All over the world, there are people who could live in one country or another. Some of these territorial disputes are relatively minor, while others could be the flashpoints that lead to all-out war. There are a lot of these, and they’re hard to keep track of.
The third book in Ann Leckie’s Imperial Radch trilogy, Ancillary Mercy, comes out next week. Need a refresher course in the ships and personnel of her thrilling space-opera universe? We’ve got an exclusive infographic from Orbit Books.
Are men better than women at writing science fiction and fantasy books? The major awards in the field certainly seem to think so. And in case you weren’t aware of how widespread the problem is, a groundbreaking new research project has generated some utterly staggering charts.
Everybody loves infographics. Facts (and assertions) just spring to life when you make them into cool pictures. But this powerful tool is all too often misused. Here are 11 infographics that are either completely misleading or totally useless.
Women Destroy the Hugo Awards! How much visibility have women authors received in recent years, versus the past? Livejournal user Kalimac did a statistical analysis of Hugo nominations by gender going back to 1959, and found two spikes — one in the mid-1990s, and one from 2010 onwards.
Climate change isn't just coming — it's already here. Just check out these 10 charts that show everything from how much it costs to heat or cool our homes to the amount of rain we've been getting.
This amazing chart follows the rise and fall — and in some cases, rise and fall and rise — of American cities. Peak Bagger has charted the rank of 20 metropolitan areas every decade from 1790 to 2010. Poor Detroit.
What if Star Trek and Star Wars were actual stars? Here's the major motion picture franchises visualized in an interactive infographic ranking size and profitability. See the whole thing on The New Yorker's website.
If you want to see what the Golden Gate Bridge or the delta of the Nile looks like from space with the click of a mouse, head over to Our World From The ISS. This interactive map, created by Dave MacLean of the Centre of Geographic Sciences, collects the gorgeous photos tweeted by Chris Hadfield and Thomas H. Marshburn
Data visualization expert John Nelson uses graphic design to illustrate risk. In his latest infographic, he plots the perilousness of driving — something many of us will be doing a lot of in the coming weeks. Using traffic fatality data collected between 2006 and 2010, Nelson set out to look for daily, weekly,…
Feast your eyes on the first complete evolutionary tree for all known modern bird species. It's exhaustive, colorful, and beautiful to behold - a little like an avicular Hillis Plot. But for all that this diagram tells us about birds' evolutionary histories, what's really interesting is what it says about how birds…

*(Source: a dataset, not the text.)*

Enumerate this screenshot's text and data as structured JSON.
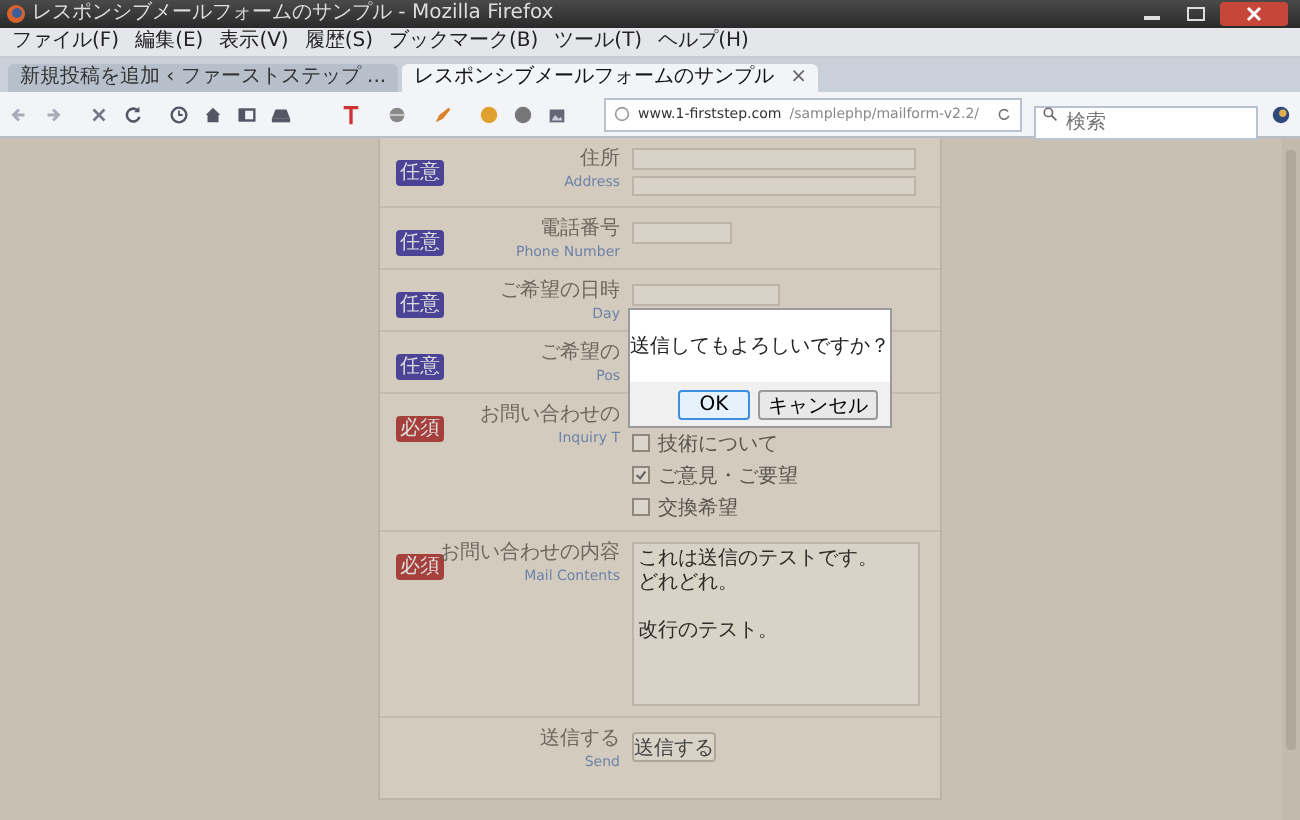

If you're one of those people who can't stop obsessing about David Foster Wallace's confounding, dense novel Infinite Jest — and quite right, too — then there's a brand new resource. William Beutler has created Infinite Atlas, an interactive guide to the version of Boston in Wallace's book, enabled by Google Maps and…
Walter White's metamorphosis from a mild-mannered high school chemistry teacher into a lethal force of meth-slinging nature has been one of the most fascinating character transformations ever to unfold on screen. Now, in the wake of Breaking Bad's jarring (mid-season) finale, we're left to digest that transformation,…
Data visualization expert John Nelson likes to illustrate risk. Usually he focuses on individual events, but in recent months he's directed his design talents towards a series of bigger projects, in the interest of communicating information about "general geographic trends in existential risk." Translation: beautiful…
If we've learned anything from the Waldo Canyon fire in Colorado, it's that major wildfires are devastatingly powerful. They're so intense, in fact, that their energy output can actually be represented in terms of nuclear power plant output. Now, data visualization wizard John Nelson has done exactly that.
You're looking at the latest work of John Nelson, who is becoming well known for combining natural-disaster data with brilliant visualizations. The Michigan-based designer first captured our attention with a series of fantastic maps of U.S. tornado data. Now, he's used his talents to chart a century's worth of…
It's Friday. For many people the weekend will bring two things: Sunday services and late-night booze-fests. Which does your corner of the country hold most dear?
Leave it to XKCD to whip up an awesome exoplanet infographic [click to embiggen]. I'd petition for Randall Munroe to have it made into a purchasable poster, but at the rate NASA's Kepler Mission is discovering planets beyond our solar system, it wouldn't be long before he had to update it — with way, way more planets.